On Monday, August 28th, two structures were demolished in the illegal Israeli settlement of Matityahu East, on the land of Bil'in village. Construction of the settler colonies had continued until an Israeli court issued a stop work order pending a decision on the status of the colony. The demolition was carried out by the construction company responsible for expanding the colony. This reversal is in response to an Israeli Supreme Court order on July 20th, instructing the company to demolish the two partial structures. The court also decided that a Palestinian road must be built in order to give the village access to their land. This latter ruling has so far not been enforced.
As well as demanding the demolition of the two structures in the Matityahu East enclave, the court instructed the company to restore the land to its previous pre-colonial state, wherein the land was a flourishing olive grove. Previously the whole of the illegal colonies of Matityahu and Mod'in Elit was agricultural land belonging to Bil'in and other villages in the area.
Occupation authorities annexed 1,100 dunums (275 acres) of the land of Bil'in in 1991. At the time, the confiscation was justified by reference to an old Ottoman-era law allowing for confiscation of unused land. Much later, it was revealed that in order to demonstrate that the coveted land was "unused," the State made use of photos of seasonal crop farmland taken when the crops were not yet in season. More than a decade after the confiscation, Israeli colonial settlements began to be built, following a typical pattern of settlement expansion, whereby first, Palestinian land is declared State property and then eventually distributed to Israelis. As a reaction to the theft of the land, weekly non-violent demonstrations have been held in Bil'in village for the past 17 months.
These demonstrations, in existence weekly since January 2005, garnered international attention and support, making a protracted legal campaign challenging the settlement's legality a possibility. Yesterday's demolition is a major step in the struggle of Bil'in village to restore their land to its pre-colonial state.
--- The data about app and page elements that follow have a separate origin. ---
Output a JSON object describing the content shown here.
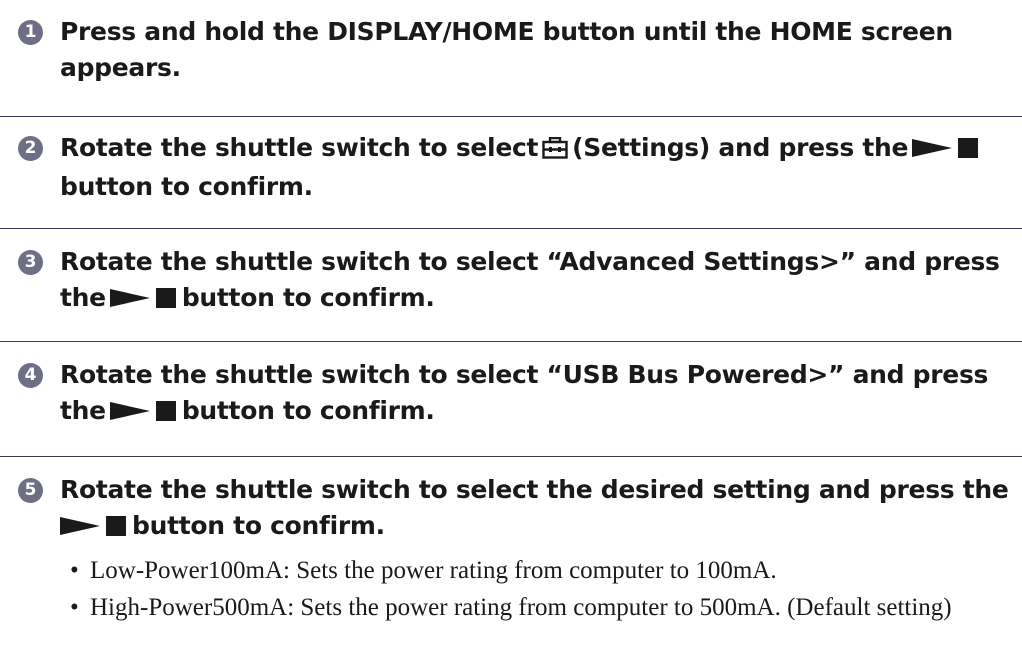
{
  "steps": [
    {
      "number": "1",
      "text": "Press and hold the DISPLAY/HOME button until the HOME screen appears."
    },
    {
      "number": "2",
      "text_before": "Rotate the shuttle switch to select",
      "icon": "settings-toolbox-icon",
      "text_middle": "(Settings) and press the",
      "button_icon": "play-stop-icon",
      "text_after": "button to confirm."
    },
    {
      "number": "3",
      "text_before": "Rotate the shuttle switch to select “Advanced Settings>” and press the",
      "button_icon": "play-stop-icon",
      "text_after": "button to confirm."
    },
    {
      "number": "4",
      "text_before": "Rotate the shuttle switch to select “USB Bus Powered>” and press the",
      "button_icon": "play-stop-icon",
      "text_after": "button to confirm."
    },
    {
      "number": "5",
      "text_before": "Rotate the shuttle switch to select the desired setting and press the",
      "button_icon": "play-stop-icon",
      "text_after": "button to confirm.",
      "options": [
        {
          "bullet": "•",
          "text": "Low-Power100mA: Sets the power rating from computer to 100mA."
        },
        {
          "bullet": "•",
          "text": "High-Power500mA: Sets the power rating from computer to 500mA. (Default setting)"
        }
      ]
    }
  ],
  "colors": {
    "number_badge": "#6e6e85",
    "divider": "#3c3c5a",
    "text": "#1a1a1a"
  }
}
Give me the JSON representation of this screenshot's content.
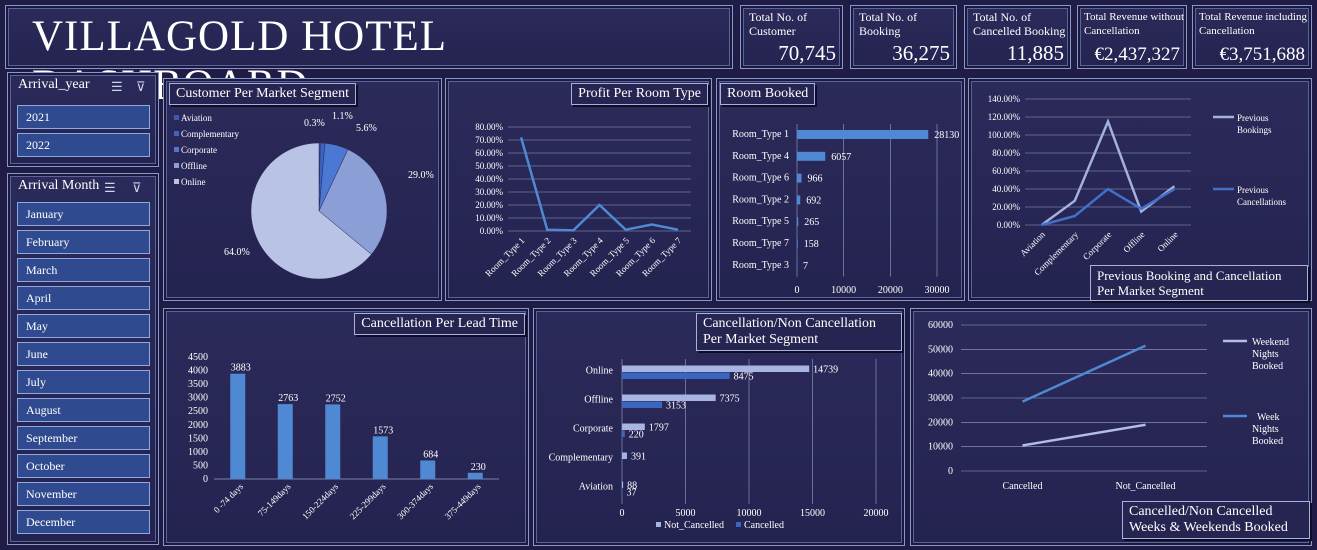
{
  "header": {
    "title": "VILLAGOLD HOTEL DASHBOARD"
  },
  "kpis": [
    {
      "label": "Total No. of Customer",
      "value": "70,745"
    },
    {
      "label": "Total No. of Booking",
      "value": "36,275"
    },
    {
      "label": "Total No. of Cancelled Booking",
      "value": "11,885"
    },
    {
      "label": "Total Revenue without Cancellation",
      "value": "€2,437,327"
    },
    {
      "label": "Total Revenue including Cancellation",
      "value": "€3,751,688"
    }
  ],
  "slicers": {
    "year": {
      "title": "Arrival_year",
      "items": [
        "2021",
        "2022"
      ]
    },
    "month": {
      "title": "Arrival Month",
      "items": [
        "January",
        "February",
        "March",
        "April",
        "May",
        "June",
        "July",
        "August",
        "September",
        "October",
        "November",
        "December"
      ]
    }
  },
  "colors": {
    "light": "#b9c3e6",
    "mid": "#8b9ed6",
    "accent": "#4a7fd0",
    "dark": "#3458a8",
    "bar": "#4f88d3",
    "grid": "#9aa3c8"
  },
  "chart_data": [
    {
      "id": "market_segment_pie",
      "type": "pie",
      "title": "Customer Per Market Segment",
      "categories": [
        "Aviation",
        "Complementary",
        "Corporate",
        "Offline",
        "Online"
      ],
      "values": [
        0.3,
        1.1,
        5.6,
        29.0,
        64.0
      ],
      "labels": [
        "0.3%",
        "1.1%",
        "5.6%",
        "29.0%",
        "64.0%"
      ],
      "colors": [
        "#3a5ab8",
        "#3e63c4",
        "#4a78d2",
        "#8b9ed6",
        "#b9c3e6"
      ],
      "legend": "left"
    },
    {
      "id": "profit_room_type",
      "type": "line",
      "title": "Profit Per Room Type",
      "categories": [
        "Room_Type 1",
        "Room_Type 2",
        "Room_Type 3",
        "Room_Type 4",
        "Room_Type 5",
        "Room_Type 6",
        "Room_Type 7"
      ],
      "values": [
        72.0,
        1.0,
        0.5,
        20.0,
        1.0,
        5.0,
        1.0
      ],
      "yticks": [
        "0.00%",
        "10.00%",
        "20.00%",
        "30.00%",
        "40.00%",
        "50.00%",
        "60.00%",
        "70.00%",
        "80.00%"
      ],
      "ylim": [
        0,
        80
      ],
      "grid": true
    },
    {
      "id": "room_booked",
      "type": "bar",
      "title": "Room Booked",
      "categories": [
        "Room_Type 1",
        "Room_Type 4",
        "Room_Type 6",
        "Room_Type 2",
        "Room_Type 5",
        "Room_Type 7",
        "Room_Type 3"
      ],
      "values": [
        28130,
        6057,
        966,
        692,
        265,
        158,
        7
      ],
      "xticks": [
        "0",
        "10000",
        "20000",
        "30000"
      ],
      "xlim": [
        0,
        30000
      ],
      "grid": true
    },
    {
      "id": "prev_booking_segment",
      "type": "line",
      "title": "Previous Booking and Cancellation Per Market Segment",
      "categories": [
        "Aviation",
        "Complementary",
        "Corporate",
        "Offline",
        "Online"
      ],
      "series": [
        {
          "name": "Previous Bookings",
          "values": [
            0,
            27,
            115,
            15,
            43
          ]
        },
        {
          "name": "Previous Cancellations",
          "values": [
            0,
            10,
            40,
            18,
            40
          ]
        }
      ],
      "yticks": [
        "0.00%",
        "20.00%",
        "40.00%",
        "60.00%",
        "80.00%",
        "100.00%",
        "120.00%",
        "140.00%"
      ],
      "ylim": [
        0,
        140
      ],
      "legend": "right",
      "grid": true
    },
    {
      "id": "cancel_lead_time",
      "type": "bar",
      "title": "Cancellation Per Lead Time",
      "categories": [
        "0 -74 days",
        "75-149days",
        "150-224days",
        "225-299days",
        "300-374days",
        "375-449days"
      ],
      "values": [
        3883,
        2763,
        2752,
        1573,
        684,
        230
      ],
      "yticks": [
        "0",
        "500",
        "1000",
        "1500",
        "2000",
        "2500",
        "3000",
        "3500",
        "4000",
        "4500"
      ],
      "ylim": [
        0,
        4500
      ]
    },
    {
      "id": "cancel_segment",
      "type": "bar",
      "title": "Cancellation/Non Cancellation Per Market Segment",
      "categories": [
        "Online",
        "Offline",
        "Corporate",
        "Complementary",
        "Aviation"
      ],
      "series": [
        {
          "name": "Not_Cancelled",
          "values": [
            14739,
            7375,
            1797,
            391,
            88
          ]
        },
        {
          "name": "Cancelled",
          "values": [
            8475,
            3153,
            220,
            0,
            37
          ]
        }
      ],
      "value_labels": [
        [
          "14739",
          "7375",
          "1797",
          "391",
          "88"
        ],
        [
          "8475",
          "3153",
          "220",
          "",
          "37"
        ]
      ],
      "xticks": [
        "0",
        "5000",
        "10000",
        "15000",
        "20000"
      ],
      "xlim": [
        0,
        20000
      ],
      "legend": "bottom",
      "grid": true
    },
    {
      "id": "week_weekend",
      "type": "line",
      "title": "Cancelled/Non Cancelled Weeks & Weekends Booked",
      "categories": [
        "Cancelled",
        "Not_Cancelled"
      ],
      "series": [
        {
          "name": "Weekend Nights Booked",
          "values": [
            10500,
            19000
          ]
        },
        {
          "name": "Week Nights Booked",
          "values": [
            28500,
            51500
          ]
        }
      ],
      "yticks": [
        "0",
        "10000",
        "20000",
        "30000",
        "40000",
        "50000",
        "60000"
      ],
      "ylim": [
        0,
        60000
      ],
      "legend": "right",
      "grid": true
    }
  ]
}
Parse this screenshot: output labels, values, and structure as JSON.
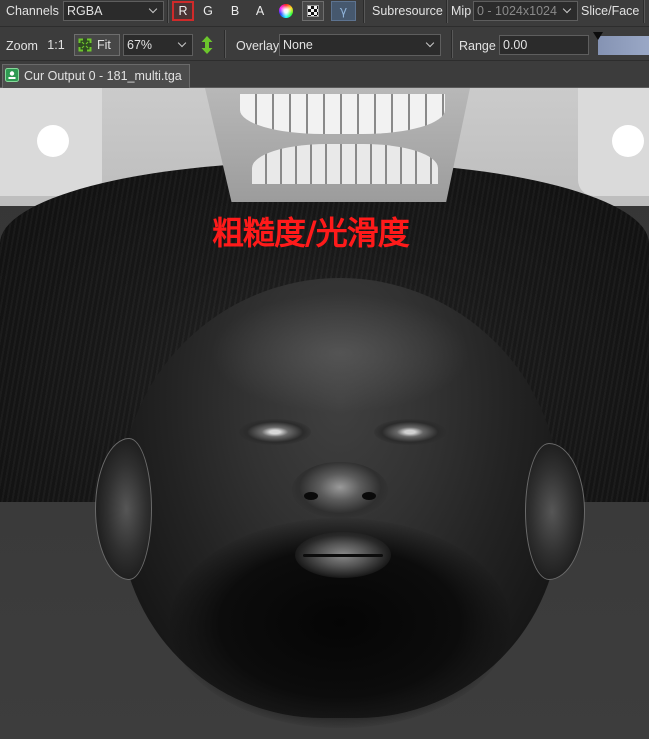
{
  "colors": {
    "toolbar_bg": "#3c3c3c",
    "text": "#e2e2e2",
    "active_channel_border": "#d02a2a",
    "gamma_bg": "#46586e",
    "icon_green": "#6cc62c",
    "range_bar": "#9aa8c6",
    "overlay_text": "#ff1a1a"
  },
  "toolbar": {
    "channels": {
      "label": "Channels",
      "value": "RGBA",
      "buttons": [
        {
          "label": "R",
          "active": true
        },
        {
          "label": "G",
          "active": false
        },
        {
          "label": "B",
          "active": false
        },
        {
          "label": "A",
          "active": false
        }
      ],
      "color_picker_icon": "color-wheel-icon",
      "background_icon": "checkerboard-icon",
      "gamma_label": "γ"
    },
    "subresource": {
      "label": "Subresource",
      "mip_label": "Mip",
      "mip_value": "0 - 1024x1024",
      "slice_label": "Slice/Face"
    },
    "zoom": {
      "label": "Zoom",
      "actual_size_label": "1:1",
      "fit_label": "Fit",
      "fit_icon": "fit-to-window-icon",
      "value": "67%",
      "flip_icon": "vertical-arrows-icon"
    },
    "overlay": {
      "label": "Overlay",
      "value": "None"
    },
    "range": {
      "label": "Range",
      "min_value": "0.00"
    }
  },
  "tabs": [
    {
      "label": "Cur Output 0 - 181_multi.tga",
      "icon": "texture-tab-icon",
      "active": true
    }
  ],
  "viewer": {
    "overlay_text": "粗糙度/光滑度"
  }
}
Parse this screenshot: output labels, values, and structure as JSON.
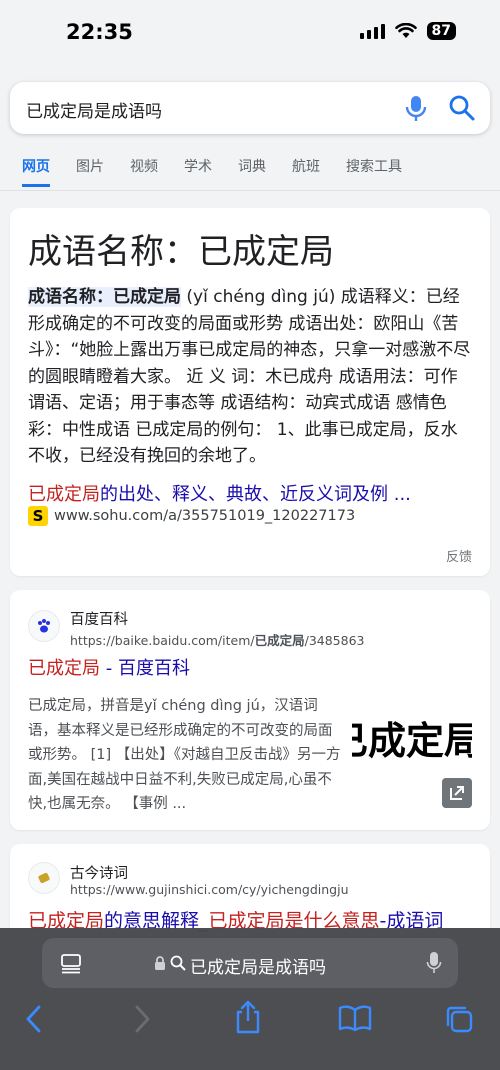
{
  "status": {
    "time": "22:35",
    "battery": "87"
  },
  "search": {
    "query": "已成定局是成语吗"
  },
  "tabs": [
    "网页",
    "图片",
    "视频",
    "学术",
    "词典",
    "航班",
    "搜索工具"
  ],
  "result1": {
    "heading": "成语名称：已成定局",
    "snippet_bold": "成语名称：已成定局",
    "snippet_rest": " (yǐ chéng dìng jú) 成语释义：已经形成确定的不可改变的局面或形势 成语出处：欧阳山《苦斗》：“她脸上露出万事已成定局的神态，只拿一对感激不尽的圆眼睛瞪着大家。 近 义 词：木已成舟 成语用法：可作谓语、定语；用于事态等 成语结构：动宾式成语 感情色彩：中性成语 已成定局的例句： 1、此事已成定局，反水不收，已经没有挽回的余地了。",
    "link_red": "已成定局",
    "link_rest": "的出处、释义、典故、近反义词及例 ...",
    "source_url": "www.sohu.com/a/355751019_120227173",
    "feedback": "反馈"
  },
  "result2": {
    "site_name": "百度百科",
    "url_prefix": "https://baike.baidu.com/item/",
    "url_bold": "已成定局",
    "url_suffix": "/3485863",
    "title_red": "已成定局",
    "title_rest": " - 百度百科",
    "snippet": "已成定局，拼音是yǐ chéng dìng jú，汉语词语，基本释义是已经形成确定的不可改变的局面或形势。 [1] 【出处】《对越自卫反击战》另一方面,美国在越战中日益不利,失败已成定局,心虽不快,也属无奈。 【事例 ...",
    "thumb_text": "已成定局"
  },
  "result3": {
    "site_name": "古今诗词",
    "url": "https://www.gujinshici.com/cy/yichengdingju",
    "title_red1": "已成定局",
    "title_mid": "的意思解释_",
    "title_red2": "已成定局是什么意思",
    "title_tail": "-成语词"
  },
  "browser": {
    "address": "已成定局是成语吗"
  },
  "colors": {
    "link_blue": "#1a0dab",
    "highlight_red": "#c5221f",
    "tab_blue": "#1a73e8"
  }
}
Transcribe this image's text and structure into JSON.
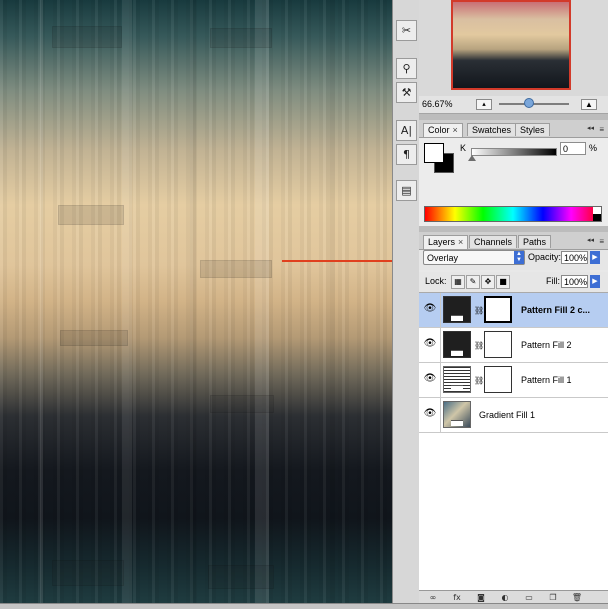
{
  "navigator": {
    "zoom": "66.67%",
    "thumb_colors": {
      "frame": "#d23a2a"
    }
  },
  "tools": [
    {
      "name": "crossed-tools-icon",
      "glyph": "✂"
    },
    {
      "name": "stamp-icon",
      "glyph": "⚲"
    },
    {
      "name": "history-brush-icon",
      "glyph": "⚒"
    },
    {
      "name": "type-tool-icon",
      "glyph": "A|"
    },
    {
      "name": "paragraph-icon",
      "glyph": "¶"
    },
    {
      "name": "tool-preset-icon",
      "glyph": "▤"
    }
  ],
  "color_panel": {
    "tabs": [
      "Color",
      "Swatches",
      "Styles"
    ],
    "channel_label": "K",
    "channel_value": "0",
    "unit": "%"
  },
  "layers_panel": {
    "tabs": [
      "Layers",
      "Channels",
      "Paths"
    ],
    "blend_mode": "Overlay",
    "opacity_label": "Opacity:",
    "opacity_value": "100%",
    "lock_label": "Lock:",
    "fill_label": "Fill:",
    "fill_value": "100%",
    "layers": [
      {
        "name": "Pattern Fill 2 c...",
        "selected": true,
        "thumb": "black",
        "has_mask": true
      },
      {
        "name": "Pattern Fill 2",
        "selected": false,
        "thumb": "black",
        "has_mask": true
      },
      {
        "name": "Pattern Fill 1",
        "selected": false,
        "thumb": "pattern",
        "has_mask": true
      },
      {
        "name": "Gradient Fill 1",
        "selected": false,
        "thumb": "gradient",
        "has_mask": false
      }
    ],
    "bottom_buttons": [
      "link-icon",
      "fx-icon",
      "add-mask-icon",
      "adjustment-layer-icon",
      "new-group-icon",
      "new-layer-icon",
      "trash-icon"
    ]
  },
  "colors": {
    "selection": "#b6cdf1",
    "accent": "#3d6ed4",
    "arrow": "#e0401e"
  }
}
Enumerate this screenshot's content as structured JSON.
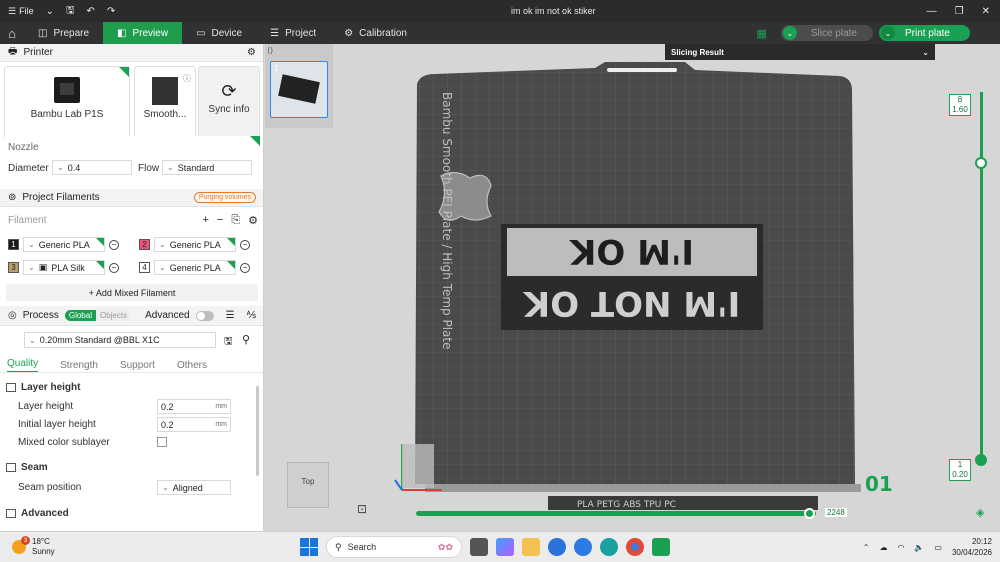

The village plans to continue to challenge plans to gain retrospective permission for other parts of the colony already constructed or under construction.